It really leaves something to be desired in performance demanding (CPU-bound) applications.
In terms of values $ it compensates much more than buying the Nezha (which has ethernet) however it is not feasible to use wi-fi/bluetooth being obsolete and exclusive to tinalinux. And the performance result does not differ from lincheerv and MangoPi.
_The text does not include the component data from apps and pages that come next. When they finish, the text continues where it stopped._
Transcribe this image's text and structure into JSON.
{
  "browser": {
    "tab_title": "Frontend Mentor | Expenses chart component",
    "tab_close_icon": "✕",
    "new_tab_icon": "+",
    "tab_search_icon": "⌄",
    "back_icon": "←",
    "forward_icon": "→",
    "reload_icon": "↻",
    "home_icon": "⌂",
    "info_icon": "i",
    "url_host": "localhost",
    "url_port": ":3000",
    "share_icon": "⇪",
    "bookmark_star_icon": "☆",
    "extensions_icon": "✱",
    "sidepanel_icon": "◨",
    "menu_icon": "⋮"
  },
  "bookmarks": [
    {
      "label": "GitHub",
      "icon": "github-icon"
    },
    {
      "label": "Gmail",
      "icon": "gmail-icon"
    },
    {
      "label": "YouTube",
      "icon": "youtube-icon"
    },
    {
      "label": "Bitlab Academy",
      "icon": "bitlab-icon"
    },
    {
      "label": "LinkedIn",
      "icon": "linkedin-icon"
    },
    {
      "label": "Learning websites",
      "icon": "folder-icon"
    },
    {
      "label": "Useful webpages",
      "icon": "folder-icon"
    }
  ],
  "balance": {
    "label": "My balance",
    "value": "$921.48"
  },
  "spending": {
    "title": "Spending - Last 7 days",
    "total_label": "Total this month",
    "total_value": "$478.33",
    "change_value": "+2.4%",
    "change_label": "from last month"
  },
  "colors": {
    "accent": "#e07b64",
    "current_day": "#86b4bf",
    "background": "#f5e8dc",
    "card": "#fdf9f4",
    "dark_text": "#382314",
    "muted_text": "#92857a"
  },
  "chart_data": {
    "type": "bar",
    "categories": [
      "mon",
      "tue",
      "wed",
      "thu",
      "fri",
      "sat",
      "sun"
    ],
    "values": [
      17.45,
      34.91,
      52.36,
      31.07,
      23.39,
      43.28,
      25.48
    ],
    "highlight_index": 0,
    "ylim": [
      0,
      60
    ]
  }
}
Thank you so much! Absolutely, this is definitely true. The D1 is not a very powerful CPU. The performance result for sure doesn’t differ between the two and my two benchmarks found that. The Mango Pi got 718 and the LicheeRV got 652. I definitely don’t consider that a significant difference. If I ran the benchmark several more times I probably could have closed the gap and got them extremely close but this is normal variance between runs (especially on this slow of a device). They’re both on the very low end of the scale.
I’d love to see more powerful modules though. For example my Lichee RV 86 Panel is supposedly coming with a 1GB Lichee RV module. Apparently these actually exist but I haven’t seen them for sale individually (just the 512MB versions). The point is though that there are already different versions out there. I’ll have a 1GB version soon although I have no idea how you’d get it without buying the Lichee RV 86 panel (and even then it was an extra option, it had the choice of a 512MB or 1GB and I upgraded the one mine came with).
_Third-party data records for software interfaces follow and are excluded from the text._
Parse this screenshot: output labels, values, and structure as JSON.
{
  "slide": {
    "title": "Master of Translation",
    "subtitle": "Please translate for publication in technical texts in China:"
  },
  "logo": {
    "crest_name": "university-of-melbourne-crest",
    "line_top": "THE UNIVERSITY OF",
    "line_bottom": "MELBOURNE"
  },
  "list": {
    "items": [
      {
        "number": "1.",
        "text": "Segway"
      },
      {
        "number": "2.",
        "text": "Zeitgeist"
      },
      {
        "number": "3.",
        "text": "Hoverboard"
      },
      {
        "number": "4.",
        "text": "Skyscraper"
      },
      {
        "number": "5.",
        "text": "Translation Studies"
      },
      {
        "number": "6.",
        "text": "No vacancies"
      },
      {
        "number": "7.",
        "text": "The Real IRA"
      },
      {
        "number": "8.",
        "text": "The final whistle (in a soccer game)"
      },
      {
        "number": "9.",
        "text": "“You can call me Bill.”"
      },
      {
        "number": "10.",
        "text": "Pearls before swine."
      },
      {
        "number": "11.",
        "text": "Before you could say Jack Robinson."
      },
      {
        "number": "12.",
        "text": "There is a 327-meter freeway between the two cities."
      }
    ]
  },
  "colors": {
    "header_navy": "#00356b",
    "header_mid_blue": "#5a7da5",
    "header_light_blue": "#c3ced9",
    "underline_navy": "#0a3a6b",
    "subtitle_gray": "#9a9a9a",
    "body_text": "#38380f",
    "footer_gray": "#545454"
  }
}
Hopefully there will be modules produced later with a more powerful CPU. That would be a logical next step. Even stepping up to a dual core would make a world of difference as honestly the fact that there is only a single CPU core is more of an issue in my eyes than the CPU core only being clocked at 1GHz. If it had 2 1GHz CPU cores (call it the D2 maybe? That would be awesome) it would feel *so* much better even with that low of a clock speed.
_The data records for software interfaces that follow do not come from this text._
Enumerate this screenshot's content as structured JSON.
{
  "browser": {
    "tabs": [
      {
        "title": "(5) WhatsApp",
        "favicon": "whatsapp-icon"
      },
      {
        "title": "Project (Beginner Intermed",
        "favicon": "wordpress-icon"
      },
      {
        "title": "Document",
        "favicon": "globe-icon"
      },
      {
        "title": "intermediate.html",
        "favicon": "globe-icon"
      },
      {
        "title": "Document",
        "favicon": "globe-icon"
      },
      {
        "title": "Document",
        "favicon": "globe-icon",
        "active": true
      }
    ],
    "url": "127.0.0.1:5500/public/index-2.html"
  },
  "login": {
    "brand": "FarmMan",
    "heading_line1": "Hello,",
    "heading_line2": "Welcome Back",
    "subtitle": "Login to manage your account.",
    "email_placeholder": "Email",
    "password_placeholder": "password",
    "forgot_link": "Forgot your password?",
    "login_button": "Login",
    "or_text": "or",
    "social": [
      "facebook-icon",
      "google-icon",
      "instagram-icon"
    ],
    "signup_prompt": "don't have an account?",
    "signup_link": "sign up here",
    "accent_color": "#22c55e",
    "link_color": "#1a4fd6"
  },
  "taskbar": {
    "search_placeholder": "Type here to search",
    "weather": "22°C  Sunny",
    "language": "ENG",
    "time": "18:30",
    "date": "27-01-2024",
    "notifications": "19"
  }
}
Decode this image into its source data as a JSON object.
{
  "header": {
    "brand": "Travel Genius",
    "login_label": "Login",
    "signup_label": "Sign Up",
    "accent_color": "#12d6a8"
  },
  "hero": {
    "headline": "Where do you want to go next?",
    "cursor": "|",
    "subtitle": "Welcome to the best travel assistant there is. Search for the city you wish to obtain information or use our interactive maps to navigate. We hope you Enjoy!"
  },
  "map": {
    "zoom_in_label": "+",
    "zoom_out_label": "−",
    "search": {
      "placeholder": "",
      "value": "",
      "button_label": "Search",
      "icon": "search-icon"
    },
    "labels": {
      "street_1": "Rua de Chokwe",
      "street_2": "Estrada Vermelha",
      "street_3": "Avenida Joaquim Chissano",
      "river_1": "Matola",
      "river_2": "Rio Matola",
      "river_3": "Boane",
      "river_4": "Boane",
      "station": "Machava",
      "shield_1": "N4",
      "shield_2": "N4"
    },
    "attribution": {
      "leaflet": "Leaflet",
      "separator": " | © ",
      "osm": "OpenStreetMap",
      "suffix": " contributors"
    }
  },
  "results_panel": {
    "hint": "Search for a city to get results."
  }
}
On the MangoPi I was able to get the wireless working (actually by installing the LicheeRV wireless driver which works perfectly on the MangoPi MQ Pro due them sharing rtl8723ds). You need to do the same thing with the Lichee. Do a:
sudo apt search lichee
ubuntu@ubuntu:~$ sudo apt search lichee
Full Text Search... Done
crust-firmware/kinetic 0.5-2 all
SCP firmware for Allwinner sunxi boards
licheerv-rtl8723ds-dkms/kinetic 1.0-0ubuntu1 riscv64
DKMS package to build Wifi driver for the LicheeRV board
It won’t come with the WiFi driver. I know it because if it did then you wouldn’t have to download it on the MangoPi MQ Pro using the exact same Ubuntu image. The above output is from my Lichee (note that it doesn’t say the package is installed, only available) so I can 100% confirm it comes without the wireless driver. To install it just do:
sudo apt install licheerv-rtl8723ds-dkms
sudo modprobe 8723ds
In other words although we can’t make the CPU any faster the wireless is absolutely fixable. Note: installing the WiFi driver will take a *very* long time to build on the Lichee/MangoPi MQ Pro (like over an hour).
This is a fantastic start but I’d love to see some more powerful CPU options as well. Thanks for sharing your thoughts, take care!